Our findings may have policy implications for tying CEOs to their firms for longer times and for succession planning. If a CEO’s performance deteriorates when tenure is prolonged, then certain tenure-related corporate bylaws are called for. Such bylaws can be imposed through the firms’ charters or board polices of CEO term limits. The policy implications may also cast doubt on the practices of CEO remuneration, at least when it comes to contracts with a purpose of keeping the CEO with the firm longer.


Ali, A., Zhang, W., 2015. CEO tenure and earnings management, Journal of Accounting and Economics 59, 60-79.

Brochet, F., Limbach, P., Schmid, M., Scholz-Daneshgari, M., 2021. CEO tenure and firm value, The Accounting Review96 (6): 47-71.

Casamatta, C., and A. Guembel, 2010. Managerial legacies, entrenchment and strategic inertia. Journal of Finance65(6), 2403-2436.

Pan, Y., Wang, T., Weisbach, M., 2016. CEO investment cycles. Review of Financial Studies 29, 2955-2999.

Shen, W., Canella, A.A., 2002. Revisiting the performance consequences of CEO succession: The impact of successor type, post succession senior executive turnover, and departing CEO tenure, Academy of Management Journal 45, 717-733.

Shleifer, A., Vishny, R., 1989. Management entrenchment: The case of manager-specific investments. Journal of Financial Economics 25, 123-139.

Weisbach, M.S., 1995. CEO turnover and the firm’s investment decisions, Journal of Financial Economics 37, 159-188.
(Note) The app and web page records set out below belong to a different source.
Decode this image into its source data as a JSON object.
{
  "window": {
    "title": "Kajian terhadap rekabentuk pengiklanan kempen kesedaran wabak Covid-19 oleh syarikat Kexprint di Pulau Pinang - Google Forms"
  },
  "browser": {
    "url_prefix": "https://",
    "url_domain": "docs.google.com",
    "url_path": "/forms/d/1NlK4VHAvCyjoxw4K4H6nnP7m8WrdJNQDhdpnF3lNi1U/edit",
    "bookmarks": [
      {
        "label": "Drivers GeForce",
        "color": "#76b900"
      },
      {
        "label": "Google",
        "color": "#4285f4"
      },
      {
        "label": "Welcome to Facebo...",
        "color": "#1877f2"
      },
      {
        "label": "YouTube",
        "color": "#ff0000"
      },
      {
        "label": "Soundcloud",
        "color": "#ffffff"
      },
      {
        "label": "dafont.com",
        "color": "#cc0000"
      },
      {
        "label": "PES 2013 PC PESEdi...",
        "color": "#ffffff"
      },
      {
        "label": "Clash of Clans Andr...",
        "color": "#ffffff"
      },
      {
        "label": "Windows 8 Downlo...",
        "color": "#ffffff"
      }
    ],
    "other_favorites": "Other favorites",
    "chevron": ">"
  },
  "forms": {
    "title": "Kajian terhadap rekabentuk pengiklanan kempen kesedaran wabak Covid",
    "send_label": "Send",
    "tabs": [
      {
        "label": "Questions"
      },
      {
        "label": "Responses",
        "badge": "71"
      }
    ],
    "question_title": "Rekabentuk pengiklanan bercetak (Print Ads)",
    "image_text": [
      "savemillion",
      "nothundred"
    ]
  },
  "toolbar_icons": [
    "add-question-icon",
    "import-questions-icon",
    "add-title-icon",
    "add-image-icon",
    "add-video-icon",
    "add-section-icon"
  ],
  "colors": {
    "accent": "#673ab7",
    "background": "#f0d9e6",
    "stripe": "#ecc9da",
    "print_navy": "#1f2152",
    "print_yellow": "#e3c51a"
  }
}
This post comes to us from professors Gonul Colak at the University of Sussex and Hanken School of Economics and Eva Liljeblom at Hanken School of Economics. It is based on their recent article, “Easy Clean-ups or Forbearing Improvements: The Effect of CEO Tenure on Successor’s Performance,” available here.